• **Work task**
Return each line below exactly as it reads, and omit any image in it.

(Study material)

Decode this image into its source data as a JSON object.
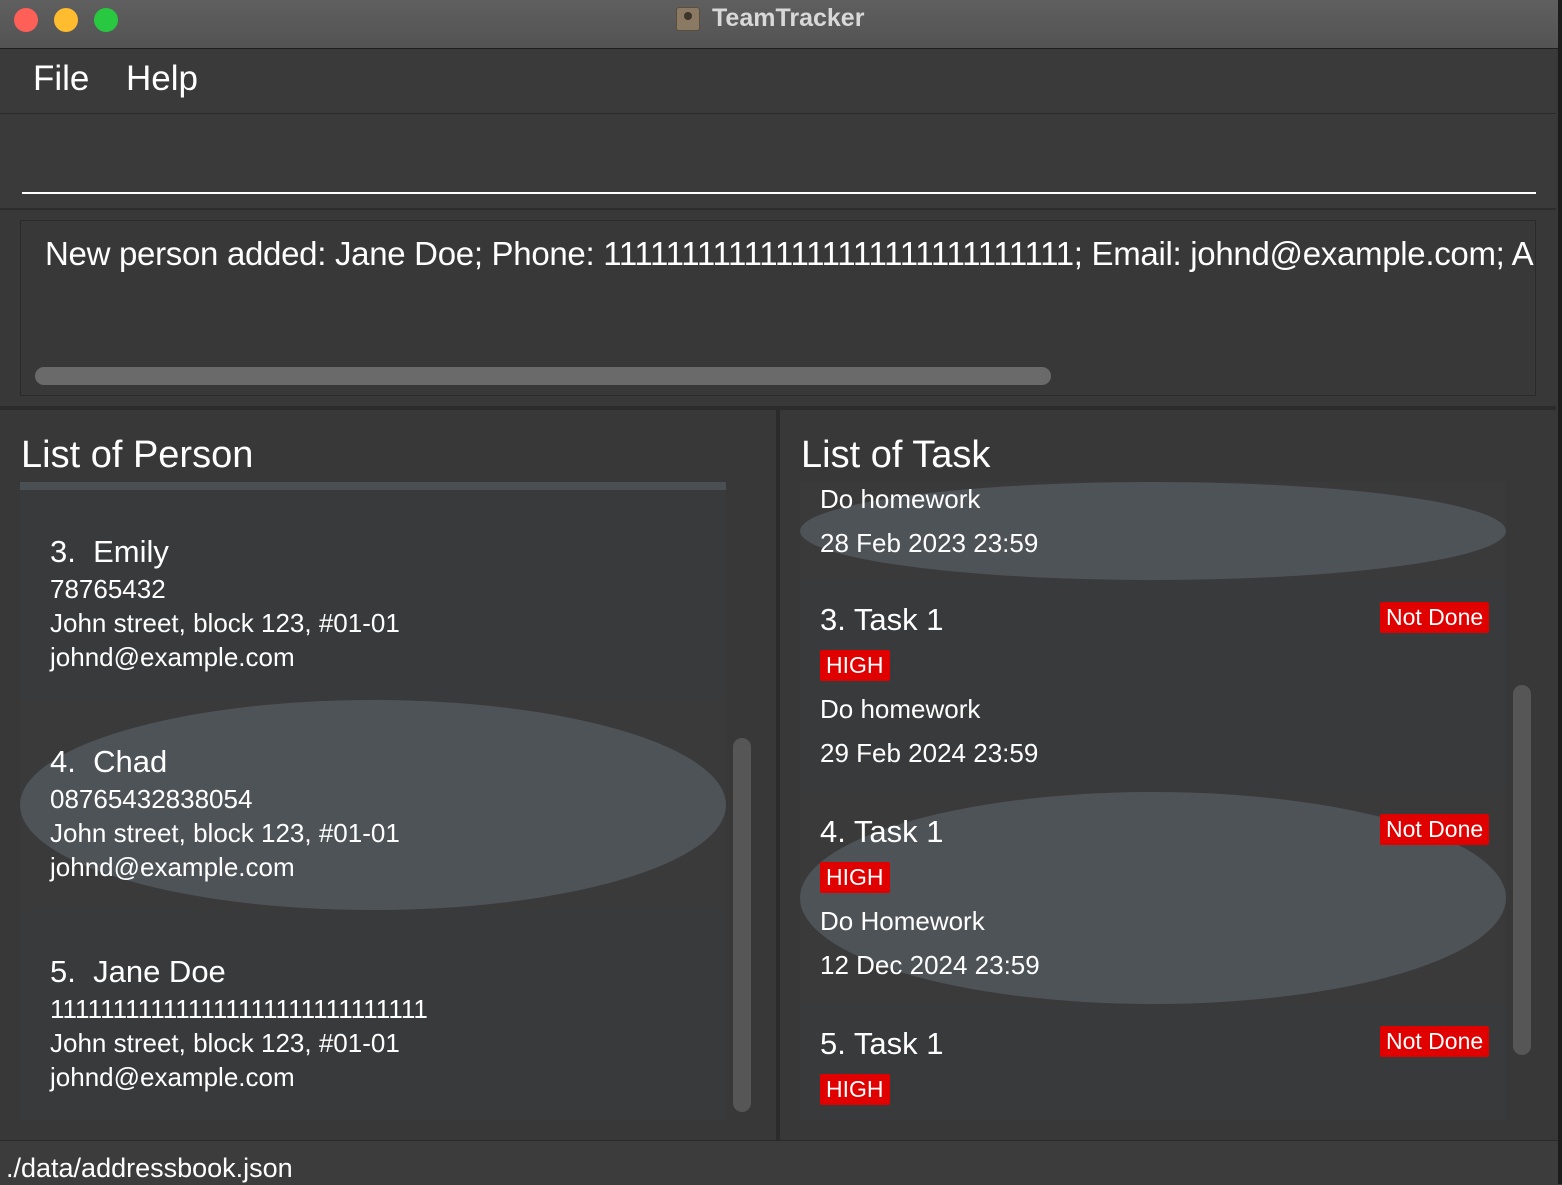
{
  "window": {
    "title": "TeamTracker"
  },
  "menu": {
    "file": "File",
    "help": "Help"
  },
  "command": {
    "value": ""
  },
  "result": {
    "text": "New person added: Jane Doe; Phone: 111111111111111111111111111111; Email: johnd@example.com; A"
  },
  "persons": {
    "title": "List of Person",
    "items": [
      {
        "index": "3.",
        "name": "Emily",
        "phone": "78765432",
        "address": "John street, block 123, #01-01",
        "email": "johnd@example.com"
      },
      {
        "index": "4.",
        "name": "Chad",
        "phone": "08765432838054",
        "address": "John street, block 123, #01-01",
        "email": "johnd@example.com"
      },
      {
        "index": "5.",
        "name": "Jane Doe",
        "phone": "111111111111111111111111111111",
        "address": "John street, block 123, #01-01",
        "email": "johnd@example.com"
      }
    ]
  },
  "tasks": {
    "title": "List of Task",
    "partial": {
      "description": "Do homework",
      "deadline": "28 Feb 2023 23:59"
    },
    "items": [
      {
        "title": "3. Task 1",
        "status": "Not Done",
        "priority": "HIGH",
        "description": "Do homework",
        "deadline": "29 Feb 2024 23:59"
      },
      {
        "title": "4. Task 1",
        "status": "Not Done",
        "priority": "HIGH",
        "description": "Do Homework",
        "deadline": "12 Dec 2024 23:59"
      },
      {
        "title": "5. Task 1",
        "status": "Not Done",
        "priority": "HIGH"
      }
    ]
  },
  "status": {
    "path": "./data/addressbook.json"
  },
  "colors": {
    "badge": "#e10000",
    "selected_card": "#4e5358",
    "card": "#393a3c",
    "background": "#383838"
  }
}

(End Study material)

• **Reply to the exercise**
Decode this image into its source data as a JSON object.
{
  "window": {
    "title": "TeamTracker"
  },
  "menu": {
    "file": "File",
    "help": "Help"
  },
  "command": {
    "value": ""
  },
  "result": {
    "text": "New person added: Jane Doe; Phone: 111111111111111111111111111111; Email: johnd@example.com; A"
  },
  "persons": {
    "title": "List of Person",
    "items": [
      {
        "index": "3.",
        "name": "Emily",
        "phone": "78765432",
        "address": "John street, block 123, #01-01",
        "email": "johnd@example.com"
      },
      {
        "index": "4.",
        "name": "Chad",
        "phone": "08765432838054",
        "address": "John street, block 123, #01-01",
        "email": "johnd@example.com"
      },
      {
        "index": "5.",
        "name": "Jane Doe",
        "phone": "111111111111111111111111111111",
        "address": "John street, block 123, #01-01",
        "email": "johnd@example.com"
      }
    ]
  },
  "tasks": {
    "title": "List of Task",
    "partial": {
      "description": "Do homework",
      "deadline": "28 Feb 2023 23:59"
    },
    "items": [
      {
        "title": "3. Task 1",
        "status": "Not Done",
        "priority": "HIGH",
        "description": "Do homework",
        "deadline": "29 Feb 2024 23:59"
      },
      {
        "title": "4. Task 1",
        "status": "Not Done",
        "priority": "HIGH",
        "description": "Do Homework",
        "deadline": "12 Dec 2024 23:59"
      },
      {
        "title": "5. Task 1",
        "status": "Not Done",
        "priority": "HIGH"
      }
    ]
  },
  "status": {
    "path": "./data/addressbook.json"
  },
  "colors": {
    "badge": "#e10000",
    "selected_card": "#4e5358",
    "card": "#393a3c",
    "background": "#383838"
  }
}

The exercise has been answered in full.